Marriage University

October 30, 2008 | 11 comments
By

The Lovely One and I were lazing in bed and got to talking about life expectancy. Barring mishap, we figured we’d reach our 50th wedding anniversary, no problem.

50 years to perfect the marriage thing, she said.

I got an image. After a long married life the two of us had died and were floating up through clouds to heaven. A glad-handing angel came down to greet us.

Congratulations on finishing freshman orientation, he said.

You are now ready to start your first year of class.

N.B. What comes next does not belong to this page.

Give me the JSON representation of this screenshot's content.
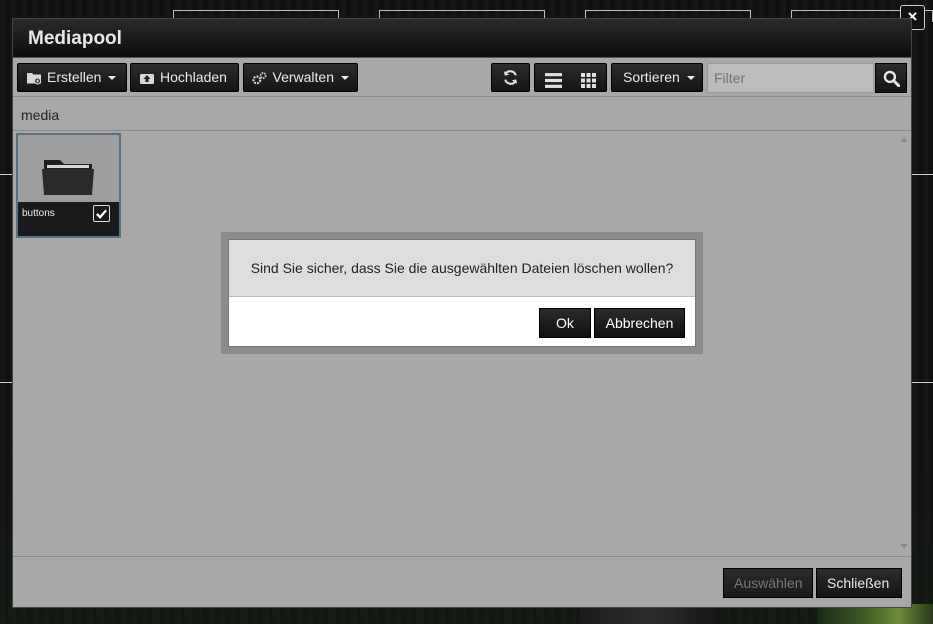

Tags: , , , , , , , , , , , , , , , ,

11 Responses to Marriage University

  1. Justin Hill on October 30, 2008 at 11:05 am

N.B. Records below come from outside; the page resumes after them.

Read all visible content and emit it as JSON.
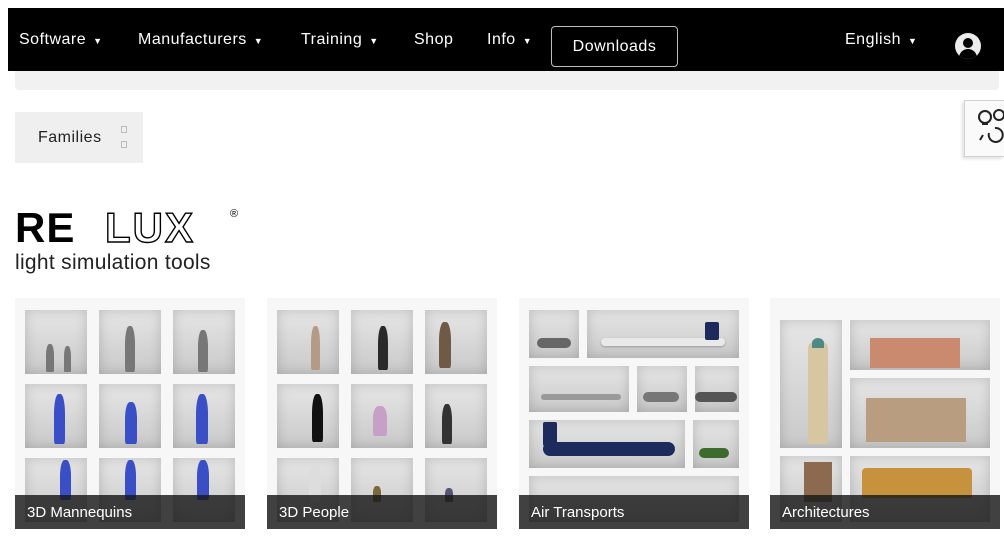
{
  "nav": {
    "items": [
      {
        "label": "Software",
        "caret": "▼"
      },
      {
        "label": "Manufacturers",
        "caret": "▼"
      },
      {
        "label": "Training",
        "caret": "▼"
      },
      {
        "label": "Shop",
        "caret": ""
      },
      {
        "label": "Info",
        "caret": "▼"
      }
    ],
    "downloads": "Downloads",
    "language": "English",
    "language_caret": "▼",
    "avatar_icon": "user-avatar-icon"
  },
  "filter": {
    "families_label": "Families"
  },
  "logo": {
    "word_bold": "RE",
    "word_outline": "LUX",
    "registered": "®",
    "tagline": "light simulation tools"
  },
  "categories": [
    {
      "label": "3D Mannequins"
    },
    {
      "label": "3D People"
    },
    {
      "label": "Air Transports"
    },
    {
      "label": "Architectures"
    }
  ],
  "colors": {
    "nav_bg": "#000000",
    "caption_bg": "#191919",
    "mannequin_blue": "#3a4fc6",
    "plane_navy": "#1c2a5c"
  }
}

    I like the thought!

  2. Kathryn Lynard Soper on October 30, 2008 at 12:27 pm

    Indeed.

    Thanks, Adam. Love this.

  3. Hunter on October 30, 2008 at 12:31 pm

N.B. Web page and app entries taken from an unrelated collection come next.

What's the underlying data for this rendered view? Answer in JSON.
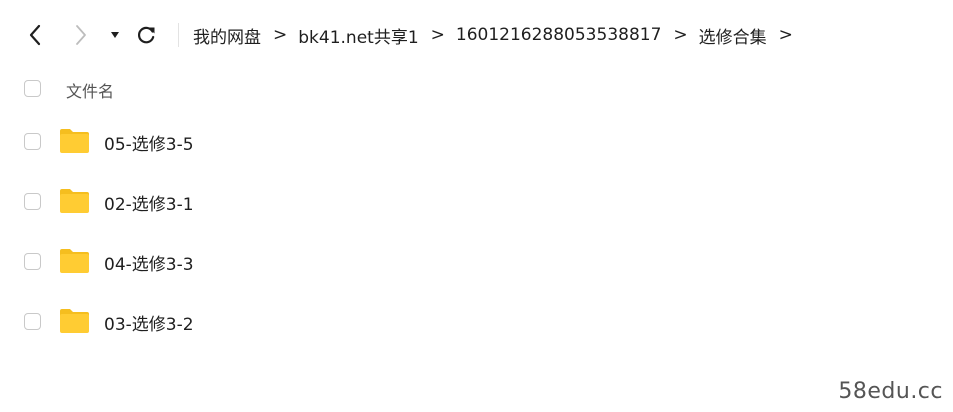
{
  "toolbar": {
    "back_icon": "chevron-left-icon",
    "forward_icon": "chevron-right-icon",
    "dropdown_icon": "caret-down-icon",
    "refresh_icon": "refresh-icon"
  },
  "breadcrumb": {
    "items": [
      {
        "label": "我的网盘"
      },
      {
        "label": "bk41.net共享1"
      },
      {
        "label": "1601216288053538817"
      },
      {
        "label": "选修合集"
      }
    ],
    "separator": ">"
  },
  "list": {
    "column_name": "文件名",
    "rows": [
      {
        "name": "05-选修3-5",
        "type": "folder"
      },
      {
        "name": "02-选修3-1",
        "type": "folder"
      },
      {
        "name": "04-选修3-3",
        "type": "folder"
      },
      {
        "name": "03-选修3-2",
        "type": "folder"
      }
    ]
  },
  "colors": {
    "folder": "#FFCC33",
    "folder_tab": "#F5BE1F",
    "text": "#1f1f1f",
    "checkbox_border": "#c9c9c9"
  },
  "watermark": "58edu.cc"
}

    Actually, the thought is more sobering than comforting.

    But I probably agree with the sentiment, a la Stephen Robinson’s comment that the ultimate state of “perfection,” if achieved by humans, is likely something that will only happen eons and eons from now in some far distant eternity (through the grace of Christ, of course).

  4. Lincoln Cannon on October 30, 2008 at 12:56 pm

    Does your lifespan estimation take into account technological trends, such as exponentially advancing information technology and its affects on health care? If, barring mishap, you’re expecting to live at least another 40 years, and if you haven’t taken into consideration the probable non-linear advances in technology over that period of time (in other words, if you’re not already older than 60), I wager (again barring mishap) you’ll have opportunity for many more years than you’ve yet anticipated to work on your marriage before death — if you die at all, in the traditional sense. Yeah, I know. It sounds crazy.

  5. Adam Greenwood on October 30, 2008 at 1:05 pm

    Futurism is not my faith, sirrah.

  6. kevinf on October 30, 2008 at 4:07 pm

    Your post title got me to recalling Martin Luther’s comment, “Marriage is the School of Love”. Where else do we get to practice total charity and unconditional love?

  7. UKAnn on October 31, 2008 at 1:16 pm

    We’re 40 years married – and I’m just beginning to find out what it’s all about – yeah – it’s taken me that long.

  8. Lincoln Cannon on October 31, 2008 at 3:44 pm

    My faith is in Christ, in whose name we are called to work to bring about human immortality and eternal life.

  9. Lincoln Cannon on October 31, 2008 at 7:45 pm

    By the way, Adam, do you intend your use of “sirrah” to be an insult? It confused me.

  10. Adam Greenwood on November 21, 2008 at 9:38 am

    I don’t see where we are called to bring about human immortality. And death is necessary for eternal life.

  11. Lincoln Cannon on December 9, 2008 at 4:44 pm

    We are called to take the name of Christ, who is the author of immortality and eternal life. We need not be commanded in all things, but in case we need to be commanded in this thing, Brigham mentioned that we would participate in the ordinance of the resurrection and Joseph mentioned that transfiguration is likewise an ordinance of the priesthood. 3 Nephi 28 explicitly rejects the idea that death is necessary for eternal life, and even goes so far as to label as “more blessed” those disciples that did not want to die.

WELCOME

Times and Seasons is a place to gather and discuss ideas of interest to faithful Latter-day Saints.